1. Muddy Waters
The Godfather of modern Chicago blues, Muddy came up from Stovall's Plantation in Mississippi to the Windy City in the late 1940s, plugged in and turned the blues world on its ear. His bands featured a roster that reads like a "Who's Who of Chicago Blues": Little Walter, Otis Spann, both Luther Johnson, James Cotton, Jr. Wells, Sammy Lawhorn, Walter Horton, Jimmy Rogers, Pat Hare, Francis Clay, to name a few. Muddy Waters: The Chess Box (MCA) contains the cream of his 25-year association with the great Chicago indie label, Chess Records. His '70s discs produced by Johnny Winter are also well worth listening to, but for pure feral mojo, nothing compares to what he did for Chess in the '50s and early '60s.
On any list involving the blues, his name belongs at the top. Now that was a man!
2. Howlin' Wolf
This great gravel-voiced giant (nee Chester Burnett) moved from Memphis to Chicago and scored big with his larger-than-life-persona.
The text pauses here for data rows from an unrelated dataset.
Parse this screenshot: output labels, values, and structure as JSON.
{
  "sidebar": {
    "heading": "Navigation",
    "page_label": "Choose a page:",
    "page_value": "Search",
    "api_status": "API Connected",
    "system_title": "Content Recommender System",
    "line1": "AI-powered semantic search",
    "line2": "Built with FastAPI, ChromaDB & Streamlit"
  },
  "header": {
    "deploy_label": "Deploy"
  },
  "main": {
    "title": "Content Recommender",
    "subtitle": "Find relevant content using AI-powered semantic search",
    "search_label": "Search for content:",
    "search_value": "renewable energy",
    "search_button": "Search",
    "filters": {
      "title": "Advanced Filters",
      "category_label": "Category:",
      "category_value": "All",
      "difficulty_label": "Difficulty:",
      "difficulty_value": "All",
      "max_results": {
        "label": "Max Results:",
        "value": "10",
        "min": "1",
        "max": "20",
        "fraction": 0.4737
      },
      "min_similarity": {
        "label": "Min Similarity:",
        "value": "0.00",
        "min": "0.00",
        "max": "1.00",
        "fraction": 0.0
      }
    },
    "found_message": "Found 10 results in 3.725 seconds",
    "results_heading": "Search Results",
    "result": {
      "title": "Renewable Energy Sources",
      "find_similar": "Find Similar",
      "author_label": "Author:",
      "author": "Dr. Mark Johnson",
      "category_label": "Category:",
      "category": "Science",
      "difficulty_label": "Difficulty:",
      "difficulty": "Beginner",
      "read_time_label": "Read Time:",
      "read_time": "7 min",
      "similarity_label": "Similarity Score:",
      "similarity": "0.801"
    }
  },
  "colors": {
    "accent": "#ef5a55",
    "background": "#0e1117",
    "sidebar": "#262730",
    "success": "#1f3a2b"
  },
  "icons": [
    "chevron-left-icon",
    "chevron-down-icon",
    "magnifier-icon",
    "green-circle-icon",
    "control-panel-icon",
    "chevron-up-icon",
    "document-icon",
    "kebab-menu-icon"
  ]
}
Like Muddy (his main rival), most of Wolf's best songs were authored by Willie Dixon: "Red Rooster," "Spoonful," "Back Door Man," "Evil" and "Built for Comfort." You'll find the essentials on Howlin' Wolf: The Chess Box (MCA), but The London Howlin' Wolf Sessions (MCA), with Eric Clapton and Stevie Winwood sitting in, is probably his most popular disc. Check out Rides Again (Flair/Virgin) for a good sampling of his pre-Chicago work.
3. Willie Dixon
Not content to be merely the greatest songwriter in the history of the blues (and, by extension, rock'n'roll), Willie was also an outstanding bassist, arranger and producer. As a vocalist he was, uh, limited ... but effective. Still, the best versions of his songs were done by other people and the very best of those are collected on Willie Dixon: The Chess Box (MCA). To hear Willie do his own crooning in a variety of settings over nearly a 40-year span, get The Original Wang Dang Doodle: The Chess Recordings and More (MCA).
4. Junior Wells
He was Muddy's choice to replace Little Walter. What greater compliment could there be? Hoodoo Man Blues (Delmark), his first LP, features burning blues harp with Buddy Guy on guitar. For a taste of his rough and tumble early work, try 1957-66 (Paula).
5. Hound Dog Taylor
Forget about technical virtuosity. Taylor's playing was loud and raucous and simply made you feel good. Bruce Iglauer recorded Hound Dog as the first artist on Alligator Records in 1971 and came up with a winner right of the box with Hound Dog Taylor & the Houserockers. Several live CDs of the band -- consisting just of two guitarists and a drummer -- are out as imports on Wolf.